The attacker, a resident of the area in his 30s, was armed with a pistol, according to the police, and was fatally shot at the scene.
The police said the victims included a border police officer, Sgt. Solomon Gavria, 20, and two civilian security guards. One was identified as Yusuf Othman of the nearby Arab-Israeli village of Abu Gosh.
The checkpoint, on the edge of Har Adar, an affluent Israeli community that straddles the 1967 line and that is mostly in the occupied West Bank, is used daily by scores of Palestinians from neighboring villages who cross into the area to work.
The assailant, who came from the nearby Palestinian village of Beit Surik, aroused the suspicion of the Israeli border police officers and security guards as he approached the checkpoint, and they ordered him to stop, according to the police. The suspect then pulled out a pistol and fired at them at short range, the police said.
Dozens of Israelis have been killed in a wave of Palestinian stabbings, shootings and car ramming attacks that broke out two years ago, but this latest assault interrupted several weeks of relative calm.
In a spate of violence in late July prompted by renewed tensions over a Jerusalem holy site, three members of an Israeli family were fatally stabbed in their home in another West Bank settlement, and four Palestinians were killed in clashes with Israeli security forces in and around Jerusalem.

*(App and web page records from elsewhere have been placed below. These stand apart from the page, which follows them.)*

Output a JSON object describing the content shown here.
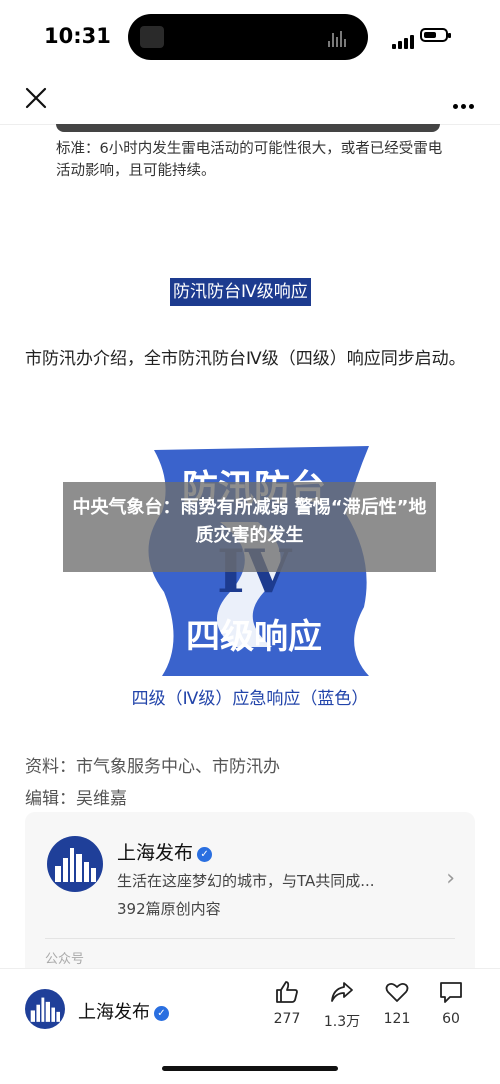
{
  "status_bar": {
    "time": "10:31"
  },
  "article": {
    "standard_note": "标准：6小时内发生雷电活动的可能性很大，或者已经受雷电活动影响，且可能持续。",
    "section_heading": "防汛防台Ⅳ级响应",
    "paragraph": "市防汛办介绍，全市防汛防台Ⅳ级（四级）响应同步启动。",
    "logo_text_top": "防汛防台",
    "logo_numeral": "IV",
    "logo_text_bottom": "四级响应",
    "caption": "四级（Ⅳ级）应急响应（蓝色）",
    "source_credit": "资料：市气象服务中心、市防汛办",
    "editor_credit": "编辑：吴维嘉"
  },
  "account_card": {
    "name": "上海发布",
    "description": "生活在这座梦幻的城市，与TA共同成...",
    "article_count": "392篇原创内容",
    "section_label": "公众号"
  },
  "overlay": {
    "headline": "中央气象台：雨势有所减弱 警惕“滞后性”地质灾害的发生"
  },
  "bottom_bar": {
    "account_name": "上海发布",
    "likes": "277",
    "shares": "1.3万",
    "favorites": "121",
    "comments": "60"
  },
  "colors": {
    "heading_bg": "#1d3b8f",
    "logo_blue": "#3a63cc",
    "caption_blue": "#2244aa",
    "verify_blue": "#2a6fe0"
  },
  "icons": [
    "close-icon",
    "more-icon",
    "verified-icon",
    "chevron-right-icon",
    "like-icon",
    "share-icon",
    "favorite-icon",
    "comment-icon"
  ]
}
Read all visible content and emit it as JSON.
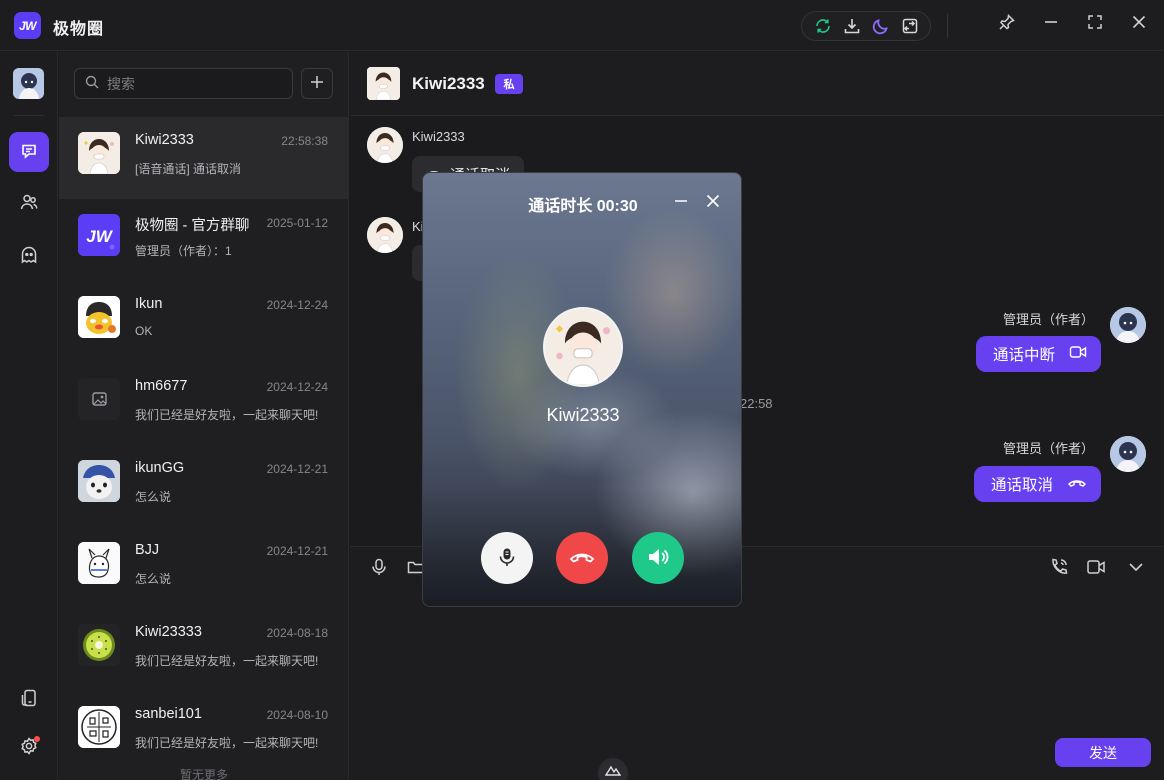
{
  "app": {
    "logo_text": "JW",
    "title": "极物圈"
  },
  "titlebar_icons": [
    "sync-icon",
    "download-icon",
    "moon-icon",
    "window-switch-icon",
    "pin-icon",
    "minimize-icon",
    "maximize-icon",
    "close-icon"
  ],
  "search": {
    "placeholder": "搜索"
  },
  "conversations": [
    {
      "name": "Kiwi2333",
      "time": "22:58:38",
      "message": "[语音通话] 通话取消"
    },
    {
      "name": "极物圈 - 官方群聊",
      "time": "2025-01-12",
      "message": "管理员（作者）：1"
    },
    {
      "name": "Ikun",
      "time": "2024-12-24",
      "message": "OK"
    },
    {
      "name": "hm6677",
      "time": "2024-12-24",
      "message": "我们已经是好友啦，一起来聊天吧!"
    },
    {
      "name": "ikunGG",
      "time": "2024-12-21",
      "message": "怎么说"
    },
    {
      "name": "BJJ",
      "time": "2024-12-21",
      "message": "怎么说"
    },
    {
      "name": "Kiwi23333",
      "time": "2024-08-18",
      "message": "我们已经是好友啦，一起来聊天吧!"
    },
    {
      "name": "sanbei101",
      "time": "2024-08-10",
      "message": "我们已经是好友啦，一起来聊天吧!"
    }
  ],
  "list_footer": "暂无更多",
  "chat": {
    "title": "Kiwi2333",
    "badge": "私",
    "messages": {
      "m1_sender": "Kiwi2333",
      "m1_text": "通话取消",
      "m2_sender": "Kiwi2333",
      "m3_sender": "管理员（作者）",
      "m3_text": "通话中断",
      "timestamp": "22:58",
      "m4_sender": "管理员（作者）",
      "m4_text": "通话取消"
    },
    "send_label": "发送"
  },
  "call": {
    "title": "通话时长 00:30",
    "name": "Kiwi2333"
  },
  "colors": {
    "accent": "#6741f0",
    "hangup": "#f04848",
    "speaker": "#1ec98a"
  }
}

While most of the assailants have been young, single Palestinians, often unemployed, the gunman in Tuesday’s attack did not fit that profile. According to Shin Bet, Israel’s domestic security agency, the man, who was not immediately identified, was married with four children and held a permit allowing him to work in the Israeli communities in the area.
The assailant was well known in Har Adar, according to Israeli radio reports, and was supposed to work Tuesday in the home of a member of the local council.

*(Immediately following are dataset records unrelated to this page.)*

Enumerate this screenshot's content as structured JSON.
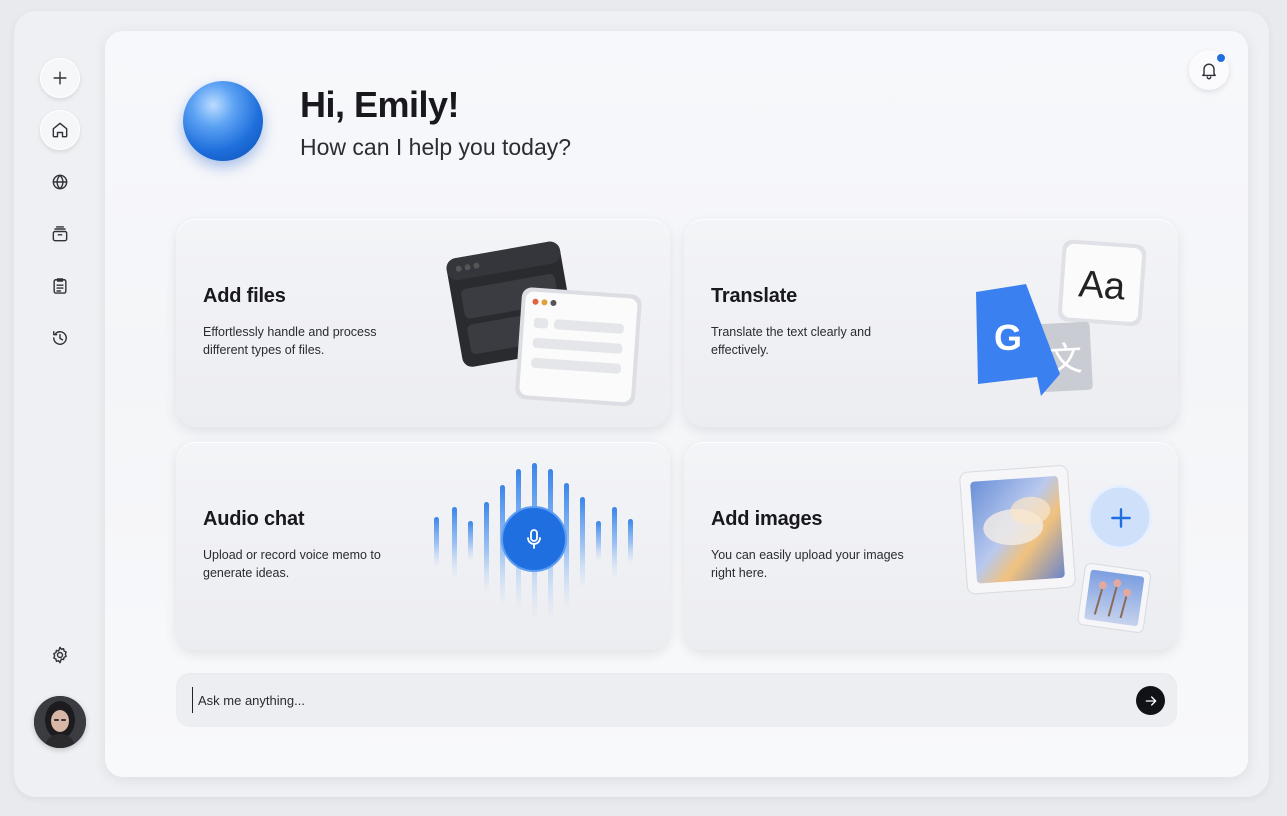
{
  "sidebar": {
    "items": [
      {
        "name": "new-chat",
        "icon": "plus-icon"
      },
      {
        "name": "home",
        "icon": "home-icon"
      },
      {
        "name": "explore",
        "icon": "globe-icon"
      },
      {
        "name": "archive",
        "icon": "archive-icon"
      },
      {
        "name": "notes",
        "icon": "clipboard-icon"
      },
      {
        "name": "history",
        "icon": "history-icon"
      }
    ],
    "settings_icon": "gear-icon",
    "avatar": "user-avatar"
  },
  "header": {
    "greeting": "Hi, Emily!",
    "subtitle": "How can I help you today?",
    "notification_icon": "bell-icon",
    "has_unread": true
  },
  "cards": [
    {
      "title": "Add files",
      "description": "Effortlessly handle and process different types of files."
    },
    {
      "title": "Translate",
      "description": "Translate the text clearly and effectively."
    },
    {
      "title": "Audio chat",
      "description": "Upload or record voice memo to generate ideas."
    },
    {
      "title": "Add images",
      "description": "You can easily upload your images right here."
    }
  ],
  "translate_badge": {
    "latin": "G",
    "glyph": "文",
    "sample": "Aa"
  },
  "composer": {
    "placeholder": "Ask me anything...",
    "send_icon": "arrow-right-icon"
  },
  "colors": {
    "accent": "#1f6fe0",
    "background": "#e9eaee",
    "surface": "#f7f8fb"
  }
}
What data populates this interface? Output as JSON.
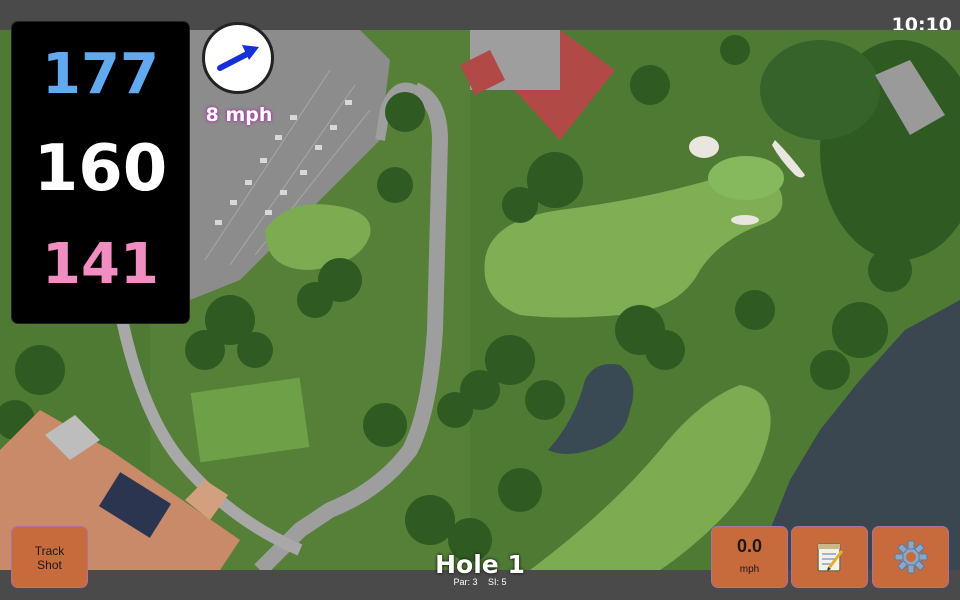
{
  "status": {
    "time": "10:10"
  },
  "yardages": {
    "back": "177",
    "middle": "160",
    "front": "141"
  },
  "wind": {
    "speed_label": "8 mph",
    "direction_icon": "arrow-icon"
  },
  "buttons": {
    "track_shot_line1": "Track",
    "track_shot_line2": "Shot",
    "speed_value": "0.0",
    "speed_unit": "mph",
    "notes_icon": "notepad-icon",
    "settings_icon": "gear-icon"
  },
  "hole": {
    "title": "Hole 1",
    "par": "Par: 3",
    "si": "SI: 5"
  },
  "colors": {
    "accent_button": "#c86b3c",
    "back_yardage": "#63a9f0",
    "mid_yardage": "#ffffff",
    "front_yardage": "#f08dc2",
    "wind_label_glow": "#c040c0"
  }
}
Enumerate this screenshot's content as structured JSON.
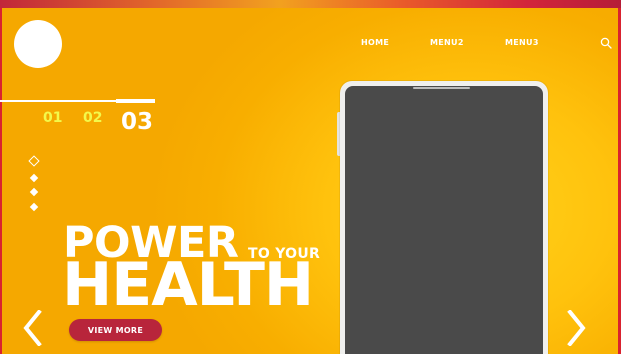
{
  "nav": {
    "items": [
      "HOME",
      "MENU2",
      "MENU3"
    ]
  },
  "slider": {
    "numbers": [
      "01",
      "02",
      "03"
    ],
    "active_index": 2,
    "dots_count": 4
  },
  "hero": {
    "headline_line1": "POWER",
    "headline_suffix": "TO YOUR",
    "headline_line2": "HEALTH",
    "cta_label": "VIEW MORE"
  },
  "colors": {
    "background": "#f8b400",
    "accent_button": "#b8253b",
    "slide_number_inactive": "#f3f94a",
    "phone_screen": "#4a4a4a"
  },
  "icons": {
    "search": "search-icon",
    "prev": "chevron-left-icon",
    "next": "chevron-right-icon"
  }
}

Residents of Har Adar told Israel’s Army Radio that the attacker had had personal problems, with his wife recently leaving him and going to Jordan.
The area around Har Adar is known as a patchwork of peaceful and cooperative communities. Many Palestinians enter the area to work in home renovations, hotels and other service jobs in Nataf, Maaleh Hahamisha, Qiryat Anavim and other Israeli communities.
Israeli Jews flock to Abu Gosh, which sits on the Israeli side of the line, on weekends to shop and eat in the restaurants there.
Issa Jaber, the council head of Abu Gosh, described the area on Israeli television as “a model of coexistence.”
“This event will only strengthen our relations,” he said.